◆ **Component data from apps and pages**
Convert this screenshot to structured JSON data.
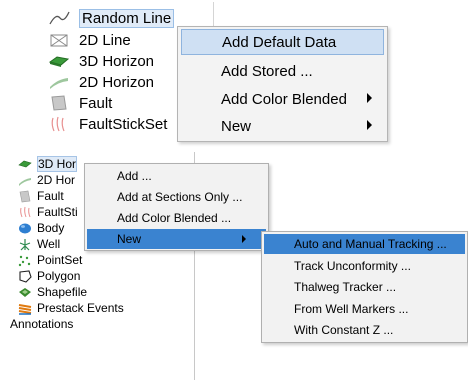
{
  "top_tree": {
    "items": [
      {
        "label": "Random Line",
        "icon": "random-line-icon"
      },
      {
        "label": "2D Line",
        "icon": "2d-line-icon"
      },
      {
        "label": "3D Horizon",
        "icon": "3d-horizon-icon"
      },
      {
        "label": "2D Horizon",
        "icon": "2d-horizon-icon"
      },
      {
        "label": "Fault",
        "icon": "fault-icon"
      },
      {
        "label": "FaultStickSet",
        "icon": "faultstickset-icon"
      }
    ]
  },
  "top_menu": {
    "items": [
      {
        "label": "Add Default Data",
        "highlighted": true
      },
      {
        "label": "Add Stored ..."
      },
      {
        "label": "Add Color Blended",
        "submenu": true
      },
      {
        "label": "New",
        "submenu": true
      }
    ]
  },
  "bottom_tree": {
    "items": [
      {
        "label": "3D Hor",
        "icon": "3d-horizon-icon"
      },
      {
        "label": "2D Hor",
        "icon": "2d-horizon-icon"
      },
      {
        "label": "Fault",
        "icon": "fault-icon"
      },
      {
        "label": "FaultSti",
        "icon": "faultstickset-icon"
      },
      {
        "label": "Body",
        "icon": "body-icon"
      },
      {
        "label": "Well",
        "icon": "well-icon"
      },
      {
        "label": "PointSet",
        "icon": "pointset-icon"
      },
      {
        "label": "Polygon",
        "icon": "polygon-icon"
      },
      {
        "label": "Shapefile",
        "icon": "shapefile-icon"
      },
      {
        "label": "Prestack Events",
        "icon": "prestack-events-icon"
      },
      {
        "label": "Annotations",
        "icon": ""
      }
    ]
  },
  "context_menu": {
    "items": [
      {
        "label": "Add ..."
      },
      {
        "label": "Add at Sections Only ..."
      },
      {
        "label": "Add Color Blended ..."
      },
      {
        "label": "New",
        "submenu": true,
        "highlighted": true
      }
    ]
  },
  "new_submenu": {
    "items": [
      {
        "label": "Auto and Manual Tracking ...",
        "highlighted": true
      },
      {
        "label": "Track Unconformity ..."
      },
      {
        "label": "Thalweg Tracker ..."
      },
      {
        "label": "From Well Markers ..."
      },
      {
        "label": "With Constant Z ..."
      }
    ]
  },
  "colors": {
    "menu_highlight": "#3a83d0",
    "top_menu_highlight": "#cfe0f3",
    "selection": "#e0ebf8"
  }
}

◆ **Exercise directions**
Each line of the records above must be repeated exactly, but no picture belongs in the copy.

◆ **Result below**
Convert this screenshot to structured JSON data.
{
  "top_tree": {
    "items": [
      {
        "label": "Random Line",
        "icon": "random-line-icon"
      },
      {
        "label": "2D Line",
        "icon": "2d-line-icon"
      },
      {
        "label": "3D Horizon",
        "icon": "3d-horizon-icon"
      },
      {
        "label": "2D Horizon",
        "icon": "2d-horizon-icon"
      },
      {
        "label": "Fault",
        "icon": "fault-icon"
      },
      {
        "label": "FaultStickSet",
        "icon": "faultstickset-icon"
      }
    ]
  },
  "top_menu": {
    "items": [
      {
        "label": "Add Default Data",
        "highlighted": true
      },
      {
        "label": "Add Stored ..."
      },
      {
        "label": "Add Color Blended",
        "submenu": true
      },
      {
        "label": "New",
        "submenu": true
      }
    ]
  },
  "bottom_tree": {
    "items": [
      {
        "label": "3D Hor",
        "icon": "3d-horizon-icon"
      },
      {
        "label": "2D Hor",
        "icon": "2d-horizon-icon"
      },
      {
        "label": "Fault",
        "icon": "fault-icon"
      },
      {
        "label": "FaultSti",
        "icon": "faultstickset-icon"
      },
      {
        "label": "Body",
        "icon": "body-icon"
      },
      {
        "label": "Well",
        "icon": "well-icon"
      },
      {
        "label": "PointSet",
        "icon": "pointset-icon"
      },
      {
        "label": "Polygon",
        "icon": "polygon-icon"
      },
      {
        "label": "Shapefile",
        "icon": "shapefile-icon"
      },
      {
        "label": "Prestack Events",
        "icon": "prestack-events-icon"
      },
      {
        "label": "Annotations",
        "icon": ""
      }
    ]
  },
  "context_menu": {
    "items": [
      {
        "label": "Add ..."
      },
      {
        "label": "Add at Sections Only ..."
      },
      {
        "label": "Add Color Blended ..."
      },
      {
        "label": "New",
        "submenu": true,
        "highlighted": true
      }
    ]
  },
  "new_submenu": {
    "items": [
      {
        "label": "Auto and Manual Tracking ...",
        "highlighted": true
      },
      {
        "label": "Track Unconformity ..."
      },
      {
        "label": "Thalweg Tracker ..."
      },
      {
        "label": "From Well Markers ..."
      },
      {
        "label": "With Constant Z ..."
      }
    ]
  },
  "colors": {
    "menu_highlight": "#3a83d0",
    "top_menu_highlight": "#cfe0f3",
    "selection": "#e0ebf8"
  }
}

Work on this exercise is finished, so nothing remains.